HOW TO COMPLETE THIS TASK:
Start to finish, print the data below exactly, without the images.

RECORDS TO PROCESS:
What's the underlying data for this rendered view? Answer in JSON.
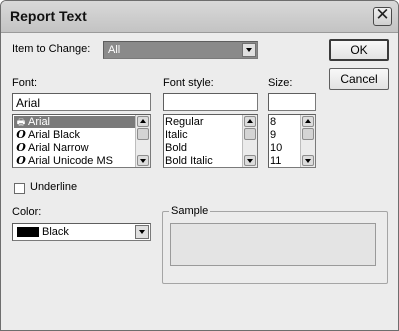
{
  "window": {
    "title": "Report Text",
    "close_glyph": "✕"
  },
  "item_to_change": {
    "label": "Item to Change:",
    "value": "All"
  },
  "buttons": {
    "ok": "OK",
    "cancel": "Cancel"
  },
  "font": {
    "label": "Font:",
    "value": "Arial",
    "items": [
      {
        "name": "Arial",
        "icon": "printer-font-icon",
        "glyph": "🖶",
        "selected": true
      },
      {
        "name": "Arial Black",
        "icon": "opentype-font-icon",
        "glyph": "O",
        "selected": false
      },
      {
        "name": "Arial Narrow",
        "icon": "opentype-font-icon",
        "glyph": "O",
        "selected": false
      },
      {
        "name": "Arial Unicode MS",
        "icon": "opentype-font-icon",
        "glyph": "O",
        "selected": false
      }
    ]
  },
  "font_style": {
    "label": "Font style:",
    "value": "",
    "items": [
      "Regular",
      "Italic",
      "Bold",
      "Bold Italic"
    ]
  },
  "size": {
    "label": "Size:",
    "value": "",
    "items": [
      "8",
      "9",
      "10",
      "11"
    ]
  },
  "underline": {
    "label": "Underline",
    "checked": false
  },
  "color": {
    "label": "Color:",
    "value": "Black",
    "swatch": "#000000"
  },
  "sample": {
    "label": "Sample"
  },
  "colors": {
    "window_bg": "#ececec",
    "selection": "#7a7a7a",
    "disabled_combo": "#8a8a8a"
  }
}
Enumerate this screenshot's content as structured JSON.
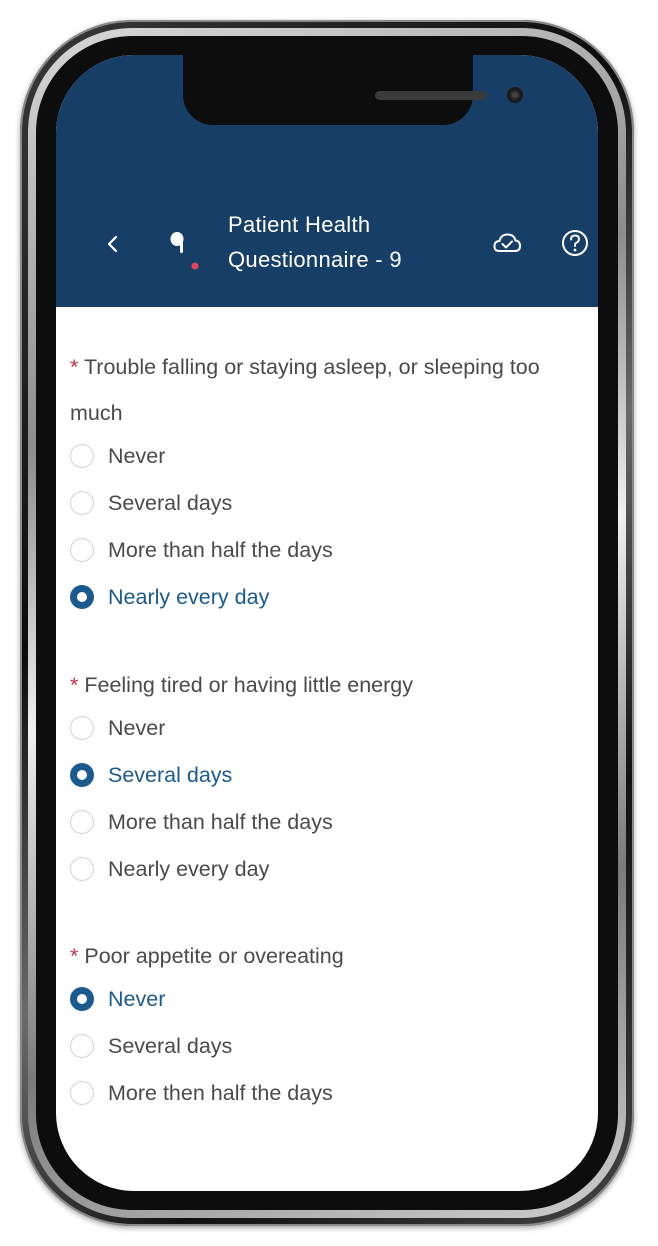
{
  "header": {
    "title_line1": "Patient Health",
    "title_line2": "Questionnaire - 9",
    "icons": [
      "back-icon",
      "microphone-icon",
      "recording-dot",
      "cloud-save-icon",
      "help-icon"
    ],
    "background_color": "#173e66",
    "recording_dot_color": "#e8415a"
  },
  "accent_color": "#1a5a8f",
  "required_marker": "*",
  "questions": [
    {
      "text": "Trouble falling or staying asleep, or sleeping too much",
      "options": [
        "Never",
        "Several days",
        "More than half the days",
        "Nearly every day"
      ],
      "selected": "Nearly every day"
    },
    {
      "text": "Feeling tired or having little energy",
      "options": [
        "Never",
        "Several days",
        "More than half the days",
        "Nearly every day"
      ],
      "selected": "Several days"
    },
    {
      "text": "Poor appetite or overeating",
      "options": [
        "Never",
        "Several days",
        "More then half the days"
      ],
      "selected": "Never"
    }
  ]
}
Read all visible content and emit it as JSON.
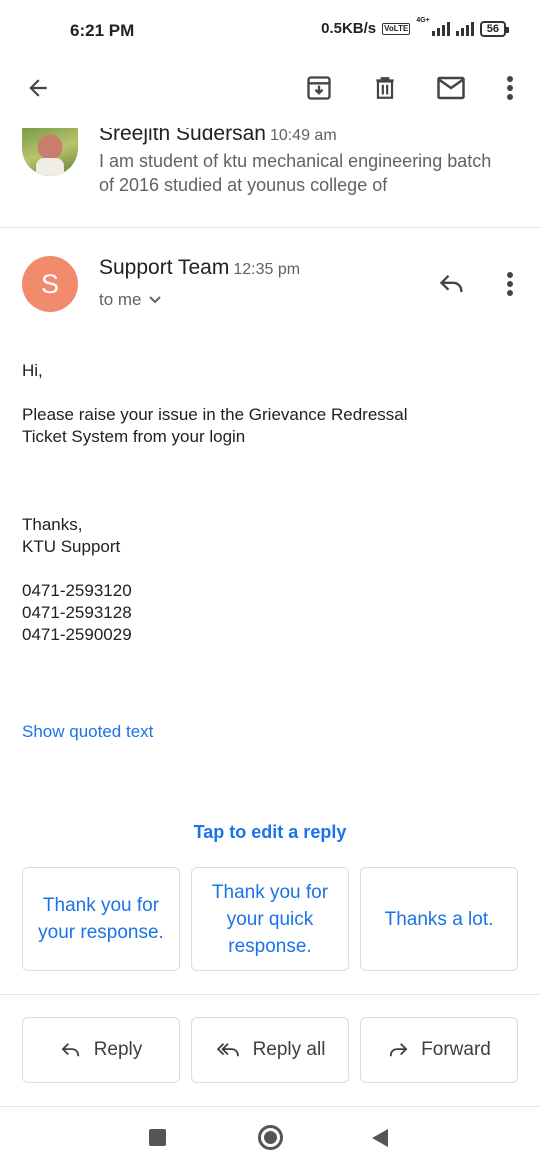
{
  "status_bar": {
    "time": "6:21 PM",
    "speed": "0.5KB/s",
    "volte": "Vo LTE",
    "network": "4G+",
    "battery": "56"
  },
  "toolbar": {
    "back_icon": "arrow-left-icon",
    "archive_icon": "archive-icon",
    "delete_icon": "trash-icon",
    "mark_unread_icon": "mail-icon",
    "more_icon": "more-vert-icon"
  },
  "previous_message": {
    "sender": "Sreejith Sudersan",
    "time": "10:49 am",
    "snippet": "I am student of ktu mechanical engineering batch of 2016 studied at younus college of"
  },
  "message": {
    "avatar_letter": "S",
    "avatar_color": "#f28b6c",
    "sender": "Support Team",
    "time": "12:35 pm",
    "recipient": "to me",
    "greeting": "Hi,",
    "paragraph": "Please raise your issue in the Grievance Redressal\nTicket System from your login",
    "signoff": "Thanks,\nKTU Support",
    "phones": "0471-2593120\n0471-2593128\n0471-2590029",
    "show_quoted": "Show quoted text"
  },
  "smart_reply": {
    "title": "Tap to edit a reply",
    "chips": [
      "Thank you for your response.",
      "Thank you for your quick response.",
      "Thanks a lot."
    ]
  },
  "actions": {
    "reply": "Reply",
    "reply_all": "Reply all",
    "forward": "Forward"
  },
  "colors": {
    "accent": "#1a73e8"
  }
}
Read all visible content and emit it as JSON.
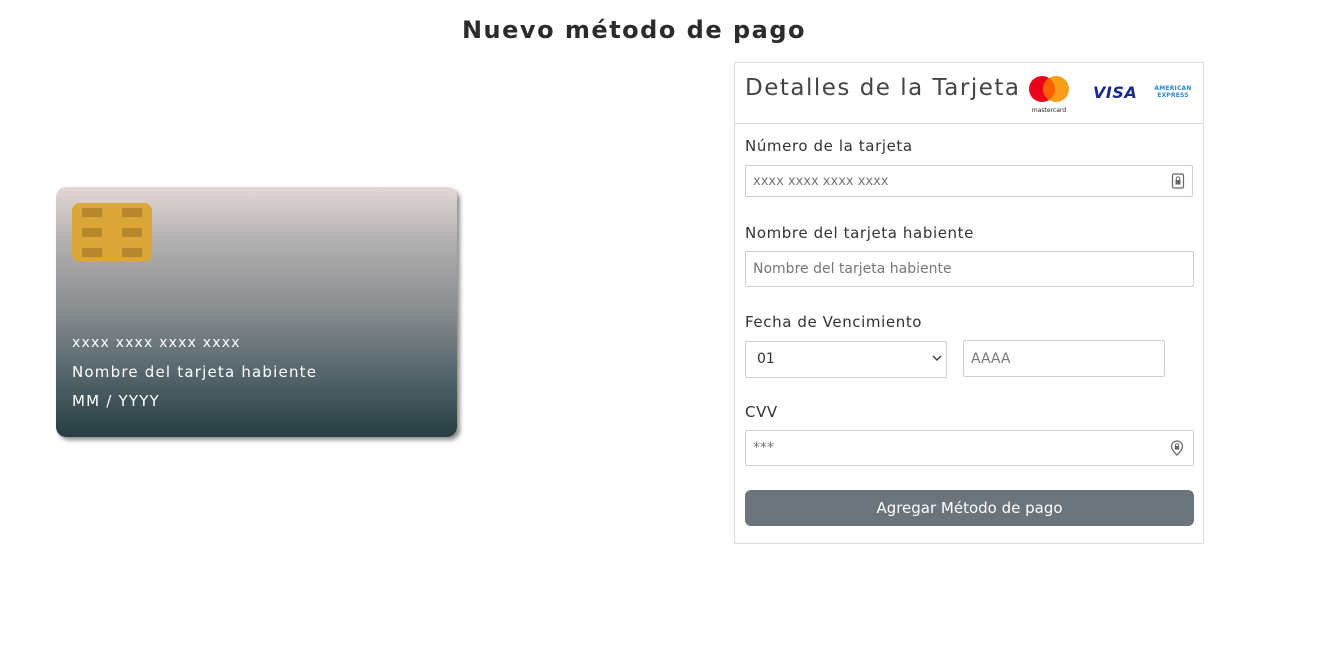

TASK RESULT:
What's the underlying data for this rendered view? Answer in JSON.
{
  "window": {
    "title": "Report Text",
    "close_glyph": "✕"
  },
  "item_to_change": {
    "label": "Item to Change:",
    "value": "All"
  },
  "buttons": {
    "ok": "OK",
    "cancel": "Cancel"
  },
  "font": {
    "label": "Font:",
    "value": "Arial",
    "items": [
      {
        "name": "Arial",
        "icon": "printer-font-icon",
        "glyph": "🖶",
        "selected": true
      },
      {
        "name": "Arial Black",
        "icon": "opentype-font-icon",
        "glyph": "O",
        "selected": false
      },
      {
        "name": "Arial Narrow",
        "icon": "opentype-font-icon",
        "glyph": "O",
        "selected": false
      },
      {
        "name": "Arial Unicode MS",
        "icon": "opentype-font-icon",
        "glyph": "O",
        "selected": false
      }
    ]
  },
  "font_style": {
    "label": "Font style:",
    "value": "",
    "items": [
      "Regular",
      "Italic",
      "Bold",
      "Bold Italic"
    ]
  },
  "size": {
    "label": "Size:",
    "value": "",
    "items": [
      "8",
      "9",
      "10",
      "11"
    ]
  },
  "underline": {
    "label": "Underline",
    "checked": false
  },
  "color": {
    "label": "Color:",
    "value": "Black",
    "swatch": "#000000"
  },
  "sample": {
    "label": "Sample"
  },
  "colors": {
    "window_bg": "#ececec",
    "selection": "#7a7a7a",
    "disabled_combo": "#8a8a8a"
  }
}
Enumerate this screenshot's content as structured JSON.
{
  "header": {
    "title_line1": "Patient Health",
    "title_line2": "Questionnaire - 9",
    "icons": [
      "back-icon",
      "microphone-icon",
      "recording-dot",
      "cloud-save-icon",
      "help-icon"
    ],
    "background_color": "#173e66",
    "recording_dot_color": "#e8415a"
  },
  "accent_color": "#1a5a8f",
  "required_marker": "*",
  "questions": [
    {
      "text": "Trouble falling or staying asleep, or sleeping too much",
      "options": [
        "Never",
        "Several days",
        "More than half the days",
        "Nearly every day"
      ],
      "selected": "Nearly every day"
    },
    {
      "text": "Feeling tired or having little energy",
      "options": [
        "Never",
        "Several days",
        "More than half the days",
        "Nearly every day"
      ],
      "selected": "Several days"
    },
    {
      "text": "Poor appetite or overeating",
      "options": [
        "Never",
        "Several days",
        "More then half the days"
      ],
      "selected": "Never"
    }
  ]
}
Read all visible content and emit it as JSON.
{
  "status_bar": {
    "time": "6:21 PM",
    "speed": "0.5KB/s",
    "volte": "Vo LTE",
    "network": "4G+",
    "battery": "56"
  },
  "toolbar": {
    "back_icon": "arrow-left-icon",
    "archive_icon": "archive-icon",
    "delete_icon": "trash-icon",
    "mark_unread_icon": "mail-icon",
    "more_icon": "more-vert-icon"
  },
  "previous_message": {
    "sender": "Sreejith Sudersan",
    "time": "10:49 am",
    "snippet": "I am student of ktu mechanical engineering batch of 2016 studied at younus college of"
  },
  "message": {
    "avatar_letter": "S",
    "avatar_color": "#f28b6c",
    "sender": "Support Team",
    "time": "12:35 pm",
    "recipient": "to me",
    "greeting": "Hi,",
    "paragraph": "Please raise your issue in the Grievance Redressal\nTicket System from your login",
    "signoff": "Thanks,\nKTU Support",
    "phones": "0471-2593120\n0471-2593128\n0471-2590029",
    "show_quoted": "Show quoted text"
  },
  "smart_reply": {
    "title": "Tap to edit a reply",
    "chips": [
      "Thank you for your response.",
      "Thank you for your quick response.",
      "Thanks a lot."
    ]
  },
  "actions": {
    "reply": "Reply",
    "reply_all": "Reply all",
    "forward": "Forward"
  },
  "colors": {
    "accent": "#1a73e8"
  }
}
Read all visible content and emit it as JSON.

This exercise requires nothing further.